“Every civilized Dutchman who has studied modern history, even if only in general terms, knows the brave Jan Sobieski.” These words come from a book review from 1832, discussing the recent publication of the letters of Jan III Sobieski (1629-1696), in Dutch translation. The review illustrates how famous the former Polish king was in the Northern Netherlands, even more than a century after his death.
I have previously written about Sobieski’s Dutch reception in the late seventeenth century, prior to his acclaimed victory at the Battle of Vienna, in 1683. In a new publication, entitled ‘A Hero and His History. The Branding of Jan III Sobieski and His Letters in the Northern Netherlands during the Early Nineteenth Century’, I explore a related topic, venturing out of the early modern period. In the late 1820s and early 1830s, Europe saw the appearance of several editions of Sobieski’s correspondence. Three Dutch editions were published in The Hague. My publiation analyses the ways in which Sobieski and his letters were branded in these Dutch editions, particularly in the books’ extensive front matter. It argues that, while the Dutch branding was directly inspired by earlier French and Polish versions, the motives behind these different editions varied greatly, depending on their contexts. Of key importance were events related to Polish patriotism, such as the November Uprising. A number of reviews furthermore make clear how the brands in the Dutch editions were received.

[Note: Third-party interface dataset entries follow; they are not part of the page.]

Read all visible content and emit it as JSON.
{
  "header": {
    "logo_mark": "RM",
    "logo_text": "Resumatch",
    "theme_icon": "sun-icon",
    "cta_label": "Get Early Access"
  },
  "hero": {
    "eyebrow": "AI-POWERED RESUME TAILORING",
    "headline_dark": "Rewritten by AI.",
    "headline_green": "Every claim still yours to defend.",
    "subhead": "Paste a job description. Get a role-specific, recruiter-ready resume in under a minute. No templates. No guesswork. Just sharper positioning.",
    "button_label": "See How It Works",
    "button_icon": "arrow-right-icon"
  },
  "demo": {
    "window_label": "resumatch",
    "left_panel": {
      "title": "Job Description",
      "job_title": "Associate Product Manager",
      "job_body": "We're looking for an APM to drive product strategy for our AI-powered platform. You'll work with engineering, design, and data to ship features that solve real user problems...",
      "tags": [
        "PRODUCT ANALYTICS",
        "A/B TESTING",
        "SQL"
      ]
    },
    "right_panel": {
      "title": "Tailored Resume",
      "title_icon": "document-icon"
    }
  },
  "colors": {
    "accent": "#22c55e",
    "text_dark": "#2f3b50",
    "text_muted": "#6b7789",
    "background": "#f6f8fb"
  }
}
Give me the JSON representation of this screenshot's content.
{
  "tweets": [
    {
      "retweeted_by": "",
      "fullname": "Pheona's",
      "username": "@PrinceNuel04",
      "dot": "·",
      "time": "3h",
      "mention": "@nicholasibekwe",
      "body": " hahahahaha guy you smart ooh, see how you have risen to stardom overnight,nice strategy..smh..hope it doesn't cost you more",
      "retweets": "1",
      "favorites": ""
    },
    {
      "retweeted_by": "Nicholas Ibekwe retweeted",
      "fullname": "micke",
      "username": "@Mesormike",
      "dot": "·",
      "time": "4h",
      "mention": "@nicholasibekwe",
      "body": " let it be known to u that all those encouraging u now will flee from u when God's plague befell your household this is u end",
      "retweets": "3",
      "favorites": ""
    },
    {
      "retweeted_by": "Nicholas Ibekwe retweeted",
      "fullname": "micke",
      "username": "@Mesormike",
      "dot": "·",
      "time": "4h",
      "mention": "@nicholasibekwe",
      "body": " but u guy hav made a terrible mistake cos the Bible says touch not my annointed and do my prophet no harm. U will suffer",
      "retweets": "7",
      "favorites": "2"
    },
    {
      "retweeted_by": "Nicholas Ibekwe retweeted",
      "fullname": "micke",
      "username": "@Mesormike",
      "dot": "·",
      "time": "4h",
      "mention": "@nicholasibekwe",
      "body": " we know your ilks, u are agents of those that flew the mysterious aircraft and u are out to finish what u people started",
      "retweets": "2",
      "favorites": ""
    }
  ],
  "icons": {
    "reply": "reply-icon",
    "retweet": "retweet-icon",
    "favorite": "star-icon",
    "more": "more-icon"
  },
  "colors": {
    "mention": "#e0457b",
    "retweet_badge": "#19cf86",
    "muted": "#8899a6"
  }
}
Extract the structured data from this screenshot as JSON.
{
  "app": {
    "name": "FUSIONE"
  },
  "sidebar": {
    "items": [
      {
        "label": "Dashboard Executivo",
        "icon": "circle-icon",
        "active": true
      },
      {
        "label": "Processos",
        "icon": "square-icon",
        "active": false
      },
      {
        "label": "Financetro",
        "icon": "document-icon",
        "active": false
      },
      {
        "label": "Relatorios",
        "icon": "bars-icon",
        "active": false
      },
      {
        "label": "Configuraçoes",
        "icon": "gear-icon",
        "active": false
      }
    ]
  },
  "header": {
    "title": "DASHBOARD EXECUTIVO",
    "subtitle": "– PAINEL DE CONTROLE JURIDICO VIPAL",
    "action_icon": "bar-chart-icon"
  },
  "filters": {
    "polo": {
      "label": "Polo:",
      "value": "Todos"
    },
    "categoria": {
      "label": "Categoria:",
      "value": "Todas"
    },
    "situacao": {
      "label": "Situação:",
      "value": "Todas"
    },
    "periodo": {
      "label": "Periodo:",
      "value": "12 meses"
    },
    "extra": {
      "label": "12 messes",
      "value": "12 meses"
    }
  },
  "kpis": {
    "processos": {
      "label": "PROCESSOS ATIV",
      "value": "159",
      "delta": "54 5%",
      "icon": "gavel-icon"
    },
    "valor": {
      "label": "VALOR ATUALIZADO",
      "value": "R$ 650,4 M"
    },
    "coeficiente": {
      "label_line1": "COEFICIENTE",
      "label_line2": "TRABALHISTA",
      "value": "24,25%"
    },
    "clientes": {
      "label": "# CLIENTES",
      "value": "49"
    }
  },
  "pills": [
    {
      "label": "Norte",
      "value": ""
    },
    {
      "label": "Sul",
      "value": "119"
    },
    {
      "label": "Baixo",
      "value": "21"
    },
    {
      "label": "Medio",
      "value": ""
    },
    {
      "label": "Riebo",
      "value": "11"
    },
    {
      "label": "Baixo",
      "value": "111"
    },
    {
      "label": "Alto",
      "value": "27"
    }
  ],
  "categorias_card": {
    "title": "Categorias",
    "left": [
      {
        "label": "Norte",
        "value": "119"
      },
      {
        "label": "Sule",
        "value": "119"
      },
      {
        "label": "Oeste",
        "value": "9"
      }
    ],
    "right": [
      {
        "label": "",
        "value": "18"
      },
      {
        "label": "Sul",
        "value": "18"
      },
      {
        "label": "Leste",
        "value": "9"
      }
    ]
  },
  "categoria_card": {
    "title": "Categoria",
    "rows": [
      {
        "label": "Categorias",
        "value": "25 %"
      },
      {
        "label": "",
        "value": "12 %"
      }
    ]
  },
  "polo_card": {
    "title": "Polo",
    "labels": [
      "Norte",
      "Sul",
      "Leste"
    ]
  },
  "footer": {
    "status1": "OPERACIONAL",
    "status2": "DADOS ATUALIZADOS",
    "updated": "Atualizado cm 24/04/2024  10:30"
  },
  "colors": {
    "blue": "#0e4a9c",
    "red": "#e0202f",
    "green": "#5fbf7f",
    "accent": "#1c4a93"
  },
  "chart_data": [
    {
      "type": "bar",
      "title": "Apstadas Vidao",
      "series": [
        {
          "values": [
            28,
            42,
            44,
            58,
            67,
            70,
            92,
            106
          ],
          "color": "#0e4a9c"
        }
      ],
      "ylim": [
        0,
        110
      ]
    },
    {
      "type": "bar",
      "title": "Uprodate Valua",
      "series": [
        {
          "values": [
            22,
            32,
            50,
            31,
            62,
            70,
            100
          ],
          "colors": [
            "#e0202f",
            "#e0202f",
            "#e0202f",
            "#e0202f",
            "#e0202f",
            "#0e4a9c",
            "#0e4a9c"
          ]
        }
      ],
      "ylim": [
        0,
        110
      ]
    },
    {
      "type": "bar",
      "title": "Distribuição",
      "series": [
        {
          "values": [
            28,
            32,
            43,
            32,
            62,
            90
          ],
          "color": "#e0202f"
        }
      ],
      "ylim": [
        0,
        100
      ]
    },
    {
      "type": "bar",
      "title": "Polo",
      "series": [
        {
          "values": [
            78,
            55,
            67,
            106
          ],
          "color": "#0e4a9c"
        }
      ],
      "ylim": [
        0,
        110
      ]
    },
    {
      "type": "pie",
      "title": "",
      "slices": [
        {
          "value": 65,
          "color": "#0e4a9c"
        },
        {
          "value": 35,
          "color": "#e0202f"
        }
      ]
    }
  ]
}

My research has resulted in a book chapter, which has now appeared in H. van den Braber, J. Dera, J. Joosten and M. Steenmeijer (eds.), Branding Books Across the Ages. Strategies and Key Concepts in Literary Branding (Amsterdam: Amsterdam University Press 2021). You can find the Open Access publication on the publisher’s website.